[Opening INFORMATION SUPPLIED section]

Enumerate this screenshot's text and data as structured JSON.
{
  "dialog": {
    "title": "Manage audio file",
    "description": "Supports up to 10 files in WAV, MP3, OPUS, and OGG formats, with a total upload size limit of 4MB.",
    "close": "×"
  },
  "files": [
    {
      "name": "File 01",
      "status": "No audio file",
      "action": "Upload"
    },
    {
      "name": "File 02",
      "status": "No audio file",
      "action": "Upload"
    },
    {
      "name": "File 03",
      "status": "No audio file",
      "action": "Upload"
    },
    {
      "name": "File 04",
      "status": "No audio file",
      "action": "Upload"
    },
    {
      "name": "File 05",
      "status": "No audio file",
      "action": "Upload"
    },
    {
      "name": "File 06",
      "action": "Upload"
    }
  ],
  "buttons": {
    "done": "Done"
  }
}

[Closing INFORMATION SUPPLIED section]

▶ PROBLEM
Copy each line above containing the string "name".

▶ RESULT
      "name": "File 01",
      "name": "File 02",
      "name": "File 03",
      "name": "File 04",
      "name": "File 05",
      "name": "File 06",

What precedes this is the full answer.